Blackflame16

Photo : Vaughn Photography Studio

I’m really starting to lose my confidence in my cosplay, and I feel like everyone’s doing so much better than me and I just can’t keep up, and I don’t know how to restore my self esteem.

I feel you on this! Cosplay as a whole has visibly jumped up a few notches in terms of skill level and quality from when I started (2004) and it can feel like you are getting left behind.

These are a couple things I keep in mind to not get overwhelmed:

1) The number one metric to judge your abilities is your personal growth. From one costume to the next, did you improve and learn? If you are always getting a better you are doing a great job. If you aren’t improving, ask yourself why and work on it.

2) The community is large and varied. Odds are someone is going to be better than you, and someone else is going to be worse than you.

There are absolutely professionals who cosplay. Professional cosplayers, propmakers, costume designers, fashion designers and people who have backgrounds or experience that put them on that professional level. There are many substantial reasons you might not be at that level of quality including budget, support, experience and time. 

You should look to these people as inspiration and motivation: you can certainly work toward getting there but don’t think your own achievements are worthless because you aren’t there, yet. Everyone will have their own journey. If you think you should be at their level, look at why you might not be and see if you can improve on those areas.

(On the flip side there are cosplayers who are learning everything for the first time. Lift them up and encourage them.)

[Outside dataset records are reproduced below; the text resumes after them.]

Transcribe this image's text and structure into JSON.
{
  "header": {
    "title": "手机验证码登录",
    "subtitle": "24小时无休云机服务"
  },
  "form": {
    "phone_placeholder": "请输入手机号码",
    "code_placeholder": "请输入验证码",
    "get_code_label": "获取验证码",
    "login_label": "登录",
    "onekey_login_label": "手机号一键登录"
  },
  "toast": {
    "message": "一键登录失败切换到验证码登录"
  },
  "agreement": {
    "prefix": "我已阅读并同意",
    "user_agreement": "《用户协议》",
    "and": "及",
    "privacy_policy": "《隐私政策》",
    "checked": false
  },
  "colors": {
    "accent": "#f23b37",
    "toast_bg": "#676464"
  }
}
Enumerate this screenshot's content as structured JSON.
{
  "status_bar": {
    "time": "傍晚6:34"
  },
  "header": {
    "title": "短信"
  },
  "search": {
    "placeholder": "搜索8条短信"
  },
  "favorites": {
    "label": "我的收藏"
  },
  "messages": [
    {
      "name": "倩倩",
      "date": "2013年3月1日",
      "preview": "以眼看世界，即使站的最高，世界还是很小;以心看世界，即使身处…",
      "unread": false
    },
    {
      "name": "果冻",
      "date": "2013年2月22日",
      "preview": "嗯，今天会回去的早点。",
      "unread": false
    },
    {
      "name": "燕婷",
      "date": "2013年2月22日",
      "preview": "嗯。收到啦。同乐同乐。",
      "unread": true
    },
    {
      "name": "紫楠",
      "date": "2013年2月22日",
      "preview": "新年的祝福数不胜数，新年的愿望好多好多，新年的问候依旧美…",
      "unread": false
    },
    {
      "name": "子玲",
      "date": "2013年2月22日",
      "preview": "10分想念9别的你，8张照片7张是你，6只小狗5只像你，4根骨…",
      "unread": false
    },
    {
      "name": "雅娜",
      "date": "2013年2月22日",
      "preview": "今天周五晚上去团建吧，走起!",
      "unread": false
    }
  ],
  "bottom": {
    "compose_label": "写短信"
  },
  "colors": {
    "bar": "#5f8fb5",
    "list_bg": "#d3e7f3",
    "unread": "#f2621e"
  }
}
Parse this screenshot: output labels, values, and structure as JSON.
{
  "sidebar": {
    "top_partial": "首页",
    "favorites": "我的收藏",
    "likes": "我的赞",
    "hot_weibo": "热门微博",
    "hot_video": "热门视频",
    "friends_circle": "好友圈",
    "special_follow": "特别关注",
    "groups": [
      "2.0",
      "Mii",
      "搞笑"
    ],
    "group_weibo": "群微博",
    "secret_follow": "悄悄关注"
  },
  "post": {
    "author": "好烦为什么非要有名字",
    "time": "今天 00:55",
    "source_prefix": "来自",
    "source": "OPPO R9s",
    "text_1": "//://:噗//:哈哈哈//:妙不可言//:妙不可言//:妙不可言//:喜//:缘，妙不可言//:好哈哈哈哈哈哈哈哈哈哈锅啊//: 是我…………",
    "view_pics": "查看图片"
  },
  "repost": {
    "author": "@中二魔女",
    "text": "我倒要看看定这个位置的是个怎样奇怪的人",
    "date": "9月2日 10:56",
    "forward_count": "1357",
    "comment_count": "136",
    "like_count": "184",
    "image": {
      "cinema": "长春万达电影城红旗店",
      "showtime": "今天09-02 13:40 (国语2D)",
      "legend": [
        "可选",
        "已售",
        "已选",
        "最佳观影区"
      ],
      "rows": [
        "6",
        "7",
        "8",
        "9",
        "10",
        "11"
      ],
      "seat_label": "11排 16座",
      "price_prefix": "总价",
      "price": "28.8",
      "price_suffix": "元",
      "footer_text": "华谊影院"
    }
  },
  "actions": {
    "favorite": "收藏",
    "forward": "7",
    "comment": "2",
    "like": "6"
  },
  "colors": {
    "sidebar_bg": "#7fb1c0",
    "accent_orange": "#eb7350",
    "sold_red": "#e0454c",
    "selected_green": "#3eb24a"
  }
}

if you need to, take a break from following people who make you feel down about your costumes. It’s okay to do that! But changing how you see and react to these costumes is going to be more beneficial in the long term. 

All the best!
Duckie | Admin | Support the Blog (Ko-Fi) | Etsy

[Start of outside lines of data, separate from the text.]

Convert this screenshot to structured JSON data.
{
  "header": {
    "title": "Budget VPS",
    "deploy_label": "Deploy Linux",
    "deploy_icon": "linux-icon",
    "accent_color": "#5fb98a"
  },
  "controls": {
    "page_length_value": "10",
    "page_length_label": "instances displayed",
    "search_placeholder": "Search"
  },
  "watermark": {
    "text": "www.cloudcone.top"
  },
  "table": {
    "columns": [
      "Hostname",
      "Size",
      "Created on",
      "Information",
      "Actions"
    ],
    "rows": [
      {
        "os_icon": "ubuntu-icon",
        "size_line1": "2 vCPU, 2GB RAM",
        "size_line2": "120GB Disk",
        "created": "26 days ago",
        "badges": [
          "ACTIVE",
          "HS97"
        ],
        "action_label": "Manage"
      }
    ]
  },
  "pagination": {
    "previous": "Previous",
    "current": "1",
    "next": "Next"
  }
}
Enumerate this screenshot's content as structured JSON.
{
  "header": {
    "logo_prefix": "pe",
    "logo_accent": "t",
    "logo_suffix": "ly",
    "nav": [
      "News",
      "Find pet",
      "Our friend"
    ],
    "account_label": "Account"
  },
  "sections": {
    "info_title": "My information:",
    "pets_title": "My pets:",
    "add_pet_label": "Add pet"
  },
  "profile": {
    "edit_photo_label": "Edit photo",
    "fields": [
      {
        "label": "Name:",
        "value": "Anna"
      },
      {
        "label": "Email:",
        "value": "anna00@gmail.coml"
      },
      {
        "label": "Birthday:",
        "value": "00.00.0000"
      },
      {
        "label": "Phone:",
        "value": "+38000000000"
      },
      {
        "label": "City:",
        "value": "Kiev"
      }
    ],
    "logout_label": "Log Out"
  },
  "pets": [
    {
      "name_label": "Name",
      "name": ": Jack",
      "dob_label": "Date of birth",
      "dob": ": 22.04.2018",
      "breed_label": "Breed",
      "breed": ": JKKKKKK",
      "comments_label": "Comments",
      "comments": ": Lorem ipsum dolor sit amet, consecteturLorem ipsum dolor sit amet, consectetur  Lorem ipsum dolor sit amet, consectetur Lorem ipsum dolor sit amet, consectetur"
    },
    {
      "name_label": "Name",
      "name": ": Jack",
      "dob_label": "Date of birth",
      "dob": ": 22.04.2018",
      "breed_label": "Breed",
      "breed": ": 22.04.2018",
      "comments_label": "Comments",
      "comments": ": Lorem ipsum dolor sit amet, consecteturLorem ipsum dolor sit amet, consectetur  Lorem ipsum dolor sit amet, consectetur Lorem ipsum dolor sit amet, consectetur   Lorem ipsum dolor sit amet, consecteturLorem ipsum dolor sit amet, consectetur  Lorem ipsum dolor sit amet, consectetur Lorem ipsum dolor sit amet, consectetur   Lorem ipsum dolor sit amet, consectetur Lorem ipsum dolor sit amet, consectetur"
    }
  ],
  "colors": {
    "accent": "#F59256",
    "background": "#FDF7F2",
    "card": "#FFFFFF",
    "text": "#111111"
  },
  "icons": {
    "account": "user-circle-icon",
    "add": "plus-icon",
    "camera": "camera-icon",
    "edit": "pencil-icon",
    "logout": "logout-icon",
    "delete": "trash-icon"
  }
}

I’m really starting to lose my confidence in my cosplay, and I feel like everyone’s doing so much better than me and I just can’t keep up, and I don’t know how to restore my self esteem.

I feel you on this! Cosplay as a whole has visibly jumped up a few notches in terms of skill level and quality from when I started (2004) and it can feel like you are getting left behind.

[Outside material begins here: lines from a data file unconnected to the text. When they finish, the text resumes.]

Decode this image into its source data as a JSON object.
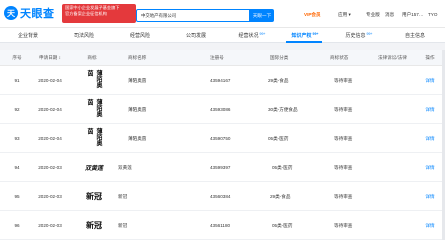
{
  "header": {
    "logo_mark": "天",
    "logo_text": "天眼查",
    "promo_lines": [
      "国家中小企业发展子基金旗下",
      "官方备案企业征信机构"
    ],
    "search_value": "中交地产有限公司",
    "search_button": "天眼一下",
    "vip_label": "VIP会员",
    "nav": [
      "应用 ▾",
      "专业版",
      "消息",
      "用户157…",
      "TYO"
    ]
  },
  "tabs": [
    {
      "label": "企业背景",
      "badge": ""
    },
    {
      "label": "司法风险",
      "badge": ""
    },
    {
      "label": "经营风险",
      "badge": ""
    },
    {
      "label": "公司发展",
      "badge": ""
    },
    {
      "label": "经营状况",
      "badge": "99+"
    },
    {
      "label": "知识产权",
      "badge": "99+"
    },
    {
      "label": "历史信息",
      "badge": "99+"
    },
    {
      "label": "自主信息",
      "badge": ""
    }
  ],
  "table": {
    "columns": [
      "序号",
      "申请日期 ↕",
      "商标",
      "商标名称",
      "注册号",
      "国际分类",
      "商标状态",
      "法律诉讼/法律",
      "操作"
    ],
    "rows": [
      {
        "index": "91",
        "date": "2020-02-04",
        "mark": "薄陌奥茵",
        "name": "薄陌奥茵",
        "reg": "43594167",
        "class": "29类-食品",
        "status": "等待审查",
        "action": "详情"
      },
      {
        "index": "92",
        "date": "2020-02-04",
        "mark": "薄陌奥茵",
        "name": "薄陌奥茵",
        "reg": "43593086",
        "class": "30类-方便食品",
        "status": "等待审查",
        "action": "详情"
      },
      {
        "index": "93",
        "date": "2020-02-04",
        "mark": "薄陌奥茵",
        "name": "薄陌奥茵",
        "reg": "43590750",
        "class": "05类-医药",
        "status": "等待审查",
        "action": "详情"
      },
      {
        "index": "94",
        "date": "2020-02-03",
        "mark": "双黄莲",
        "name": "双黄莲",
        "reg": "43599397",
        "class": "05类-医药",
        "status": "等待审查",
        "action": "详情"
      },
      {
        "index": "95",
        "date": "2020-02-03",
        "mark": "新冠",
        "name": "新冠",
        "reg": "43560384",
        "class": "29类-食品",
        "status": "等待审查",
        "action": "详情"
      },
      {
        "index": "96",
        "date": "2020-02-03",
        "mark": "新冠",
        "name": "新冠",
        "reg": "43561180",
        "class": "05类-医药",
        "status": "等待审查",
        "action": "详情"
      }
    ]
  },
  "colors": {
    "accent": "#0084ff",
    "vip": "#ff6600",
    "promo": "#e4393c"
  }
}
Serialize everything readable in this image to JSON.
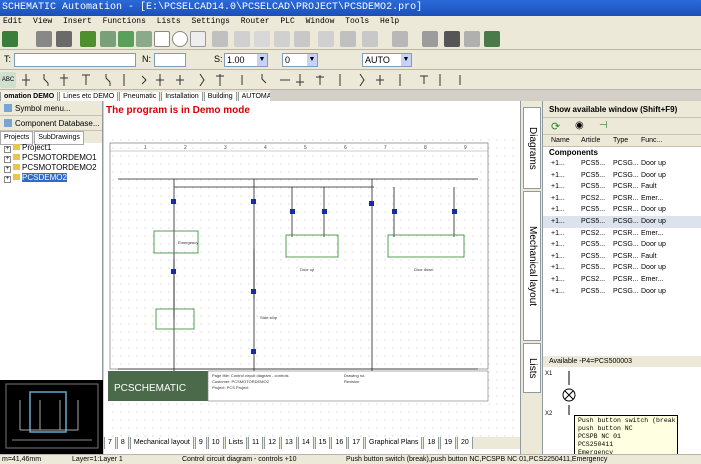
{
  "window": {
    "title": "SCHEMATIC Automation - [E:\\PCSELCAD14.0\\PCSELCAD\\PROJECT\\PCSDEMO2.pro]"
  },
  "menu": [
    "Edit",
    "View",
    "Insert",
    "Functions",
    "Lists",
    "Settings",
    "Router",
    "PLC",
    "Window",
    "Tools",
    "Help"
  ],
  "toolbar2": {
    "t_label": "T:",
    "n_label": "N:",
    "s_label": "S:",
    "s_value": "1.00",
    "layer_value": "0",
    "auto_value": "AUTO"
  },
  "toolbar3": {
    "abc_label": "ABC"
  },
  "tabs": [
    "omation DEMO",
    "Lines etc DEMO",
    "Pneumatic",
    "Installation",
    "Building",
    "AUTOMATION"
  ],
  "left_panel": {
    "symbol_menu": "Symbol menu...",
    "component_db": "Component Database...",
    "tabs": [
      "Projects",
      "SubDrawings"
    ],
    "tree": [
      "Project1",
      "PCSMOTORDEMO1",
      "PCSMOTORDEMO2",
      "PCSDEMO2"
    ]
  },
  "main": {
    "demo_text": "The program is in Demo mode"
  },
  "drawing": {
    "logo": "PCSCHEMATIC",
    "sub_labels": [
      "Emergency",
      "Start stop",
      "Door up",
      "Door down"
    ],
    "title_block": [
      "Page title: Control circuit diagram - controls",
      "Customer: PCSMOTORDEMO2",
      "Project: PCS Project",
      "Drawing no.",
      "Revision"
    ],
    "columns": [
      "1",
      "2",
      "3",
      "4",
      "5",
      "6",
      "7",
      "8",
      "9"
    ]
  },
  "bottom_tabs": [
    "7",
    "8",
    "Mechanical layout",
    "9",
    "10",
    "Lists",
    "11",
    "12",
    "13",
    "14",
    "15",
    "16",
    "17",
    "Graphical Plans",
    "18",
    "19",
    "20"
  ],
  "vertical_tabs": [
    "Diagrams",
    "Mechanical layout",
    "Lists"
  ],
  "right_panel": {
    "title": "Show available window (Shift+F9)",
    "columns": [
      "Name",
      "Article",
      "Type",
      "Func..."
    ],
    "group": "Components",
    "rows": [
      {
        "name": "+1...",
        "article": "PCS5...",
        "type": "PCSG...",
        "func": "Door up"
      },
      {
        "name": "+1...",
        "article": "PCS5...",
        "type": "PCSG...",
        "func": "Door up"
      },
      {
        "name": "+1...",
        "article": "PCS5...",
        "type": "PCSR...",
        "func": "Fault"
      },
      {
        "name": "+1...",
        "article": "PCS2...",
        "type": "PCSR...",
        "func": "Emer..."
      },
      {
        "name": "+1...",
        "article": "PCS5...",
        "type": "PCSR...",
        "func": "Door up"
      },
      {
        "name": "+1...",
        "article": "PCS5...",
        "type": "PCSG...",
        "func": "Door up"
      },
      {
        "name": "+1...",
        "article": "PCS2...",
        "type": "PCSR...",
        "func": "Emer..."
      },
      {
        "name": "+1...",
        "article": "PCS5...",
        "type": "PCSG...",
        "func": "Door up"
      },
      {
        "name": "+1...",
        "article": "PCS5...",
        "type": "PCSR...",
        "func": "Fault"
      },
      {
        "name": "+1...",
        "article": "PCS5...",
        "type": "PCSR...",
        "func": "Door up"
      },
      {
        "name": "+1...",
        "article": "PCS2...",
        "type": "PCSR...",
        "func": "Emer..."
      },
      {
        "name": "+1...",
        "article": "PCS5...",
        "type": "PCSG...",
        "func": "Door up"
      }
    ],
    "available": "Available -P4=PCS500003",
    "preview_labels": [
      "X1",
      "X2"
    ]
  },
  "tooltip": [
    "Push button switch (break)",
    "push button NC",
    "PCSPB NC 01",
    "PCS250411",
    "Emergency"
  ],
  "status": {
    "coords": "m=41,46mm",
    "layer": "Layer=1:Layer 1",
    "page": "Control circuit diagram - controls +10",
    "symbol": "Push button switch (break),push button NC,PCSPB NC 01,PCS2250411,Emergency"
  }
}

These are a couple things I keep in mind to not get overwhelmed:

1) The number one metric to judge your abilities is your personal growth. From one costume to the next, did you improve and learn? If you are always getting a better you are doing a great job. If you aren’t improving, ask yourself why and work on it.

2) The community is large and varied. Odds are someone is going to be better than you, and someone else is going to be worse than you.

There are absolutely professionals who cosplay. Professional cosplayers, propmakers, costume designers, fashion designers and people who have backgrounds or experience that put them on that professional level. There are many substantial reasons you might not be at that level of quality including budget, support, experience and time. 

You should look to these people as inspiration and motivation: you can certainly work toward getting there but don’t think your own achievements are worthless because you aren’t there, yet. Everyone will have their own journey. If you think you should be at their level, look at why you might not be and see if you can improve on those areas.

(On the flip side there are cosplayers who are learning everything for the first time. Lift them up and encourage them.)

if you need to, take a break from following people who make you feel down about your costumes. It’s okay to do that! But changing how you see and react to these costumes is going to be more beneficial in the long term. 

All the best!
Duckie | Admin | Support the Blog (Ko-Fi) | Etsy